*Problem*
Search the entries for the word "take" and pull out each line that has it.

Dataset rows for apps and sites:
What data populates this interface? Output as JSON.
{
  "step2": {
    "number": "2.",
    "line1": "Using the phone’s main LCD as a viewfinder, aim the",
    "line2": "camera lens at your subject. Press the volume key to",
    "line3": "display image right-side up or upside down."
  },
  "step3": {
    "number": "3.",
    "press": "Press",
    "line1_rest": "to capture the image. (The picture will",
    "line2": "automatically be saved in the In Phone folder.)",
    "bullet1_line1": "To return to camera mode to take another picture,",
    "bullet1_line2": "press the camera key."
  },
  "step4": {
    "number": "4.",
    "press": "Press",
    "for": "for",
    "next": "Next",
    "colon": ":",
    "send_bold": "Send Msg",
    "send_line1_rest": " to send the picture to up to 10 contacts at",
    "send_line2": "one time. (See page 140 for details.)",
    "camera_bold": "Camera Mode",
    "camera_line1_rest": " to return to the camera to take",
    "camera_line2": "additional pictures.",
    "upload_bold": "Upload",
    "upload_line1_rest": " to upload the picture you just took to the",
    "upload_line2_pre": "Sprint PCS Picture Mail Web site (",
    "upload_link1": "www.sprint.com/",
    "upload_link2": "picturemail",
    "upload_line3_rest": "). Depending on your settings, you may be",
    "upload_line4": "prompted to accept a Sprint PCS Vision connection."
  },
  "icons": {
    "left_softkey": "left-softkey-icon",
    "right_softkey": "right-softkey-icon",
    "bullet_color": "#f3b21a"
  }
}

*Your solution*
    "bullet1_line1": "To return to camera mode to take another picture,",
    "camera_line1_rest": " to return to the camera to take",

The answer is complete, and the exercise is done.